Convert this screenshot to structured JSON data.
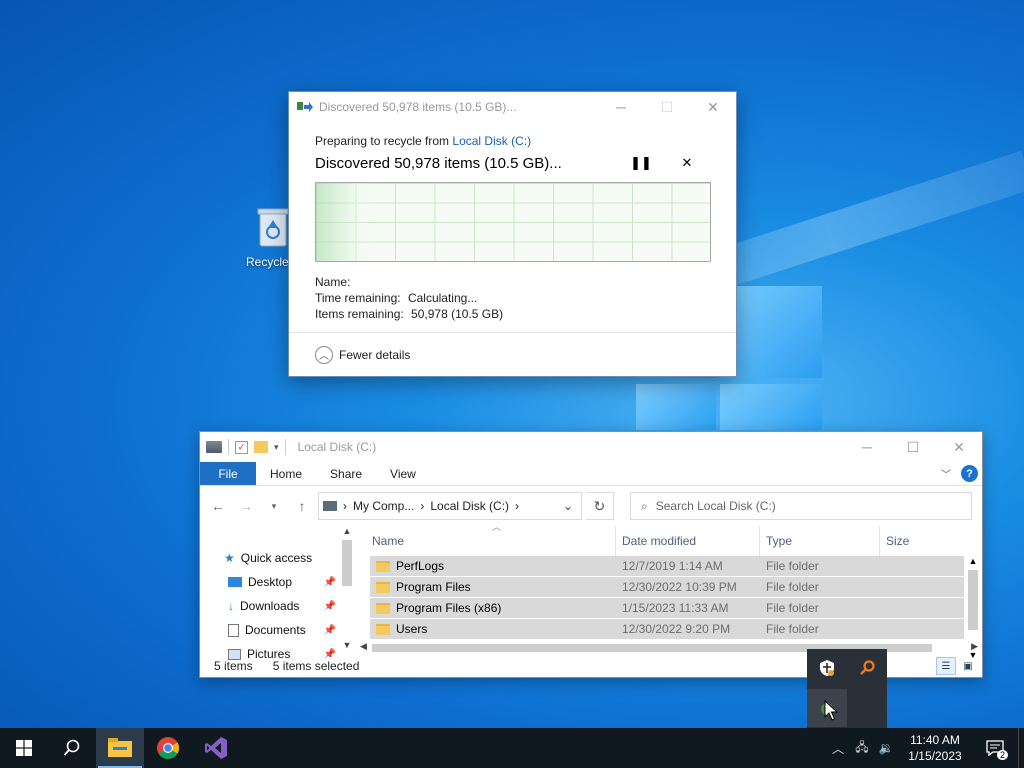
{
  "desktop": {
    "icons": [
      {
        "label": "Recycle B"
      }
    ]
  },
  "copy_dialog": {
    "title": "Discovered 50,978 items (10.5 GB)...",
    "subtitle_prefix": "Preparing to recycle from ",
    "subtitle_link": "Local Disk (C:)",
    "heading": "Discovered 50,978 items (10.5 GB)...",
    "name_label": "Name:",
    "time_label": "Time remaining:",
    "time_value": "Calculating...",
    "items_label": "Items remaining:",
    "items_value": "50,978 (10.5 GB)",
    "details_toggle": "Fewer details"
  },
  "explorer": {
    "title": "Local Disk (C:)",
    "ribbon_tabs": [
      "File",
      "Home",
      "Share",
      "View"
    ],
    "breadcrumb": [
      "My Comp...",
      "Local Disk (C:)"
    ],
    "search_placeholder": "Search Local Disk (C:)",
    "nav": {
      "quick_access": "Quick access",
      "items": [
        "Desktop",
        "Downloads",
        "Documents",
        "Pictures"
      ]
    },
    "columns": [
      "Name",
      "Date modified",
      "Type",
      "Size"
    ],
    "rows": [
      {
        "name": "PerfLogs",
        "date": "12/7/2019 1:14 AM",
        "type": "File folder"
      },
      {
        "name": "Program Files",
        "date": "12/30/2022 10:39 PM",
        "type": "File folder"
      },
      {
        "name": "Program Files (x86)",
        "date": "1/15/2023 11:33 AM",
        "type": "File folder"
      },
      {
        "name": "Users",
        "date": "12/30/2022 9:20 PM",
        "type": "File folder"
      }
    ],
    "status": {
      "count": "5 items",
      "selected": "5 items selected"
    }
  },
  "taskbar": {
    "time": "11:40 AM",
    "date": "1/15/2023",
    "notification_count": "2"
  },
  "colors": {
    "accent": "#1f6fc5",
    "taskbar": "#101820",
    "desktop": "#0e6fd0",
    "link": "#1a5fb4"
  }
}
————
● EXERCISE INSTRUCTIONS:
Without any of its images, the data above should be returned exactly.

● TASK OUTPUT:
Convert this screenshot to structured JSON data.
{
  "desktop": {
    "icons": [
      {
        "label": "Recycle B"
      }
    ]
  },
  "copy_dialog": {
    "title": "Discovered 50,978 items (10.5 GB)...",
    "subtitle_prefix": "Preparing to recycle from ",
    "subtitle_link": "Local Disk (C:)",
    "heading": "Discovered 50,978 items (10.5 GB)...",
    "name_label": "Name:",
    "time_label": "Time remaining:",
    "time_value": "Calculating...",
    "items_label": "Items remaining:",
    "items_value": "50,978 (10.5 GB)",
    "details_toggle": "Fewer details"
  },
  "explorer": {
    "title": "Local Disk (C:)",
    "ribbon_tabs": [
      "File",
      "Home",
      "Share",
      "View"
    ],
    "breadcrumb": [
      "My Comp...",
      "Local Disk (C:)"
    ],
    "search_placeholder": "Search Local Disk (C:)",
    "nav": {
      "quick_access": "Quick access",
      "items": [
        "Desktop",
        "Downloads",
        "Documents",
        "Pictures"
      ]
    },
    "columns": [
      "Name",
      "Date modified",
      "Type",
      "Size"
    ],
    "rows": [
      {
        "name": "PerfLogs",
        "date": "12/7/2019 1:14 AM",
        "type": "File folder"
      },
      {
        "name": "Program Files",
        "date": "12/30/2022 10:39 PM",
        "type": "File folder"
      },
      {
        "name": "Program Files (x86)",
        "date": "1/15/2023 11:33 AM",
        "type": "File folder"
      },
      {
        "name": "Users",
        "date": "12/30/2022 9:20 PM",
        "type": "File folder"
      }
    ],
    "status": {
      "count": "5 items",
      "selected": "5 items selected"
    }
  },
  "taskbar": {
    "time": "11:40 AM",
    "date": "1/15/2023",
    "notification_count": "2"
  },
  "colors": {
    "accent": "#1f6fc5",
    "taskbar": "#101820",
    "desktop": "#0e6fd0",
    "link": "#1a5fb4"
  }
}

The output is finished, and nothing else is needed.